When men held all the control.

Each year, the Supreme Court reviews about seven to eight thousand cases, the Federal Judicial Center cites. It is of no surprise that the right-winged court chose the Mississippi case out of the other 80 to 100 cases. Former President Trump chose half of the conservative judges hired for life. Ignoring late justice Ginsburg’s dying wish to wait to replace her, Trump chose Amy Barrett. Consequently, this permanently alters future decisions to come. As a result, this affects cases with redistributive policies (racial inequality, poverty, etc). Because of their life term, there is absolutely nothing we can do to stop their decisions. This isn’t a reaction of astonishment, but one of deep loss and grief. We are not shocked because this misogynistic act is one of too many in American history. 

The Nineteenth Amendment

Women gained the right to vote only one century ago. On a recent visit to The National Constitution Center in Philadelphia, an exhibit reminded me of this young Nineteenth Amendment and the fierce protection it requires. To clarify, our right to vote as women is not ‘on the line,’ but any lack of equality should be given the same amount of respect. Paid maternity leave and equal pay are mere extensions of this equality. It was humbling to read of the strenuous efforts women endured to have their voices heard. The government threw suffragettes in jail, starved, and beat them for advocating for equality. To conclude, there is no excuse for this behavior stemming from hate. We cannot forget this dark side of American history when creating future policies. America did not recognize my voice in 1776, but began to in 1920.

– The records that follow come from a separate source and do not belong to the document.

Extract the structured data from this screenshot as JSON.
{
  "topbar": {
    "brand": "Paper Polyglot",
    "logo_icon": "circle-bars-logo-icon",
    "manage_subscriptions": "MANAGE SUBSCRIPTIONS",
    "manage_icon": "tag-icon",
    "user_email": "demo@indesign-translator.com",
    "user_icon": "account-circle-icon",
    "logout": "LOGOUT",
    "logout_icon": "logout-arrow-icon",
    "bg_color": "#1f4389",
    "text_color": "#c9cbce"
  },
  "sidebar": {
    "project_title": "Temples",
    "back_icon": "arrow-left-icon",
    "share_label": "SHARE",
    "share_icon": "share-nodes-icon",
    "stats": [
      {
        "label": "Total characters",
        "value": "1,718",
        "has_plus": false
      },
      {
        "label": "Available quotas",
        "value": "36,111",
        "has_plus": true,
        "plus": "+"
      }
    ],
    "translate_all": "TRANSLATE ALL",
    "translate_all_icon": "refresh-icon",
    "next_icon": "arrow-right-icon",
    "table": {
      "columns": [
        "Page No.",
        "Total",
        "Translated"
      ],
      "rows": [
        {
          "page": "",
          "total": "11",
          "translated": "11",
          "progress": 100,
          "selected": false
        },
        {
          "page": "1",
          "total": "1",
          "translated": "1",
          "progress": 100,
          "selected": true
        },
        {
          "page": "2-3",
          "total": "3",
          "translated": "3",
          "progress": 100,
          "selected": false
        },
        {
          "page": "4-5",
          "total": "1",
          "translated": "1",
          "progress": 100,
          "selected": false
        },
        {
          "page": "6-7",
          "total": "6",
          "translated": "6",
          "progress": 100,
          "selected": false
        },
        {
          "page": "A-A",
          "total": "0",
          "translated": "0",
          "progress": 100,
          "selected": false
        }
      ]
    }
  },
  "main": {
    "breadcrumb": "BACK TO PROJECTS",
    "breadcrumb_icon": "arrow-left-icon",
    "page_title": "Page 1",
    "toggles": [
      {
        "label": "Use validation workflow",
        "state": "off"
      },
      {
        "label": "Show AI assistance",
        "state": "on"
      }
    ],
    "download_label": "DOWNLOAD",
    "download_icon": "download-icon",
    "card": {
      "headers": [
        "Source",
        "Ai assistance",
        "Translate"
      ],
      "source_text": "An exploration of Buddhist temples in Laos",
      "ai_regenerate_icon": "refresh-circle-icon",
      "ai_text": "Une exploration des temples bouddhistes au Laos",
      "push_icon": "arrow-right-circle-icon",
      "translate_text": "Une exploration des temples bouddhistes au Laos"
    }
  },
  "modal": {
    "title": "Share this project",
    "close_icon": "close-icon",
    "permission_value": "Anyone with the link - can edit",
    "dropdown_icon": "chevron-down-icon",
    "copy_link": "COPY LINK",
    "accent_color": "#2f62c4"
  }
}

144 years later.

The Heartbeat Bill

Paxton Smith understands the threatening decision of the Heartbeat Bill. Governor Abbott of Texas recently passed this bill, which bans abortions after 6 weeks of pregnancy. Most women are not aware of their pregnancy at that time. Rape and incest are included in this ban, which is absolutely appalling in so many ways. As a result, Smith scrapped her high school-approved valedictorian speech. She spoke of her fear, of her “hopes and efforts and dreams” being taken away if she were to be assaulted or her birth control does not work. Men in a sexual relationship do not have to bear the pain of pregnancy or raising children. However, women do not have a say. “I hope you can feel how gut-wrenching it is, how dehumanizing it is, to have the autonomy over your own body being taken away from you”, she discloses. The government creates our futures without knowledge or consent.

Our forefathers constructed America for the prosperity of wealthy white men. We have used hushed voices for too long, with too much sacrifice for change. After all, shouldn’t all men be created equal? As women, we have to take every measure to change that. It is not a choice, but an obligation to strive towards the autonomy of our bodies. Above all, for our future generations. 

Abigail Adams

I will leave you with this quote that struck me at the National Constitution Center. Abigail Adams wrote this to her husband and former President John Adams when he was contributing to the Declaration of Independence. As Harvard professor, Laurel Thatcher Ulrich wisely said, “well-behaved women seldom make history.” 

“In the new code of laws which I suppose it will be necessary for you to make, I desire you would remember the ladies and be more generous and favorable to them than your ancestors. Do not put such unlimited power into the hands of the husbands. Remember, all men would be tyrants if they could. If particular care and attention is not paid to the ladies, we are determined to foment a rebellion, and will not hold ourselves bound by any laws in which we have no voice or representation.”

Read also:
The Case That Could End The Roe v. Wade Era
Abortion Is On The Ballot In Louisiana
Menstrual Leave: The Next Workplace Reform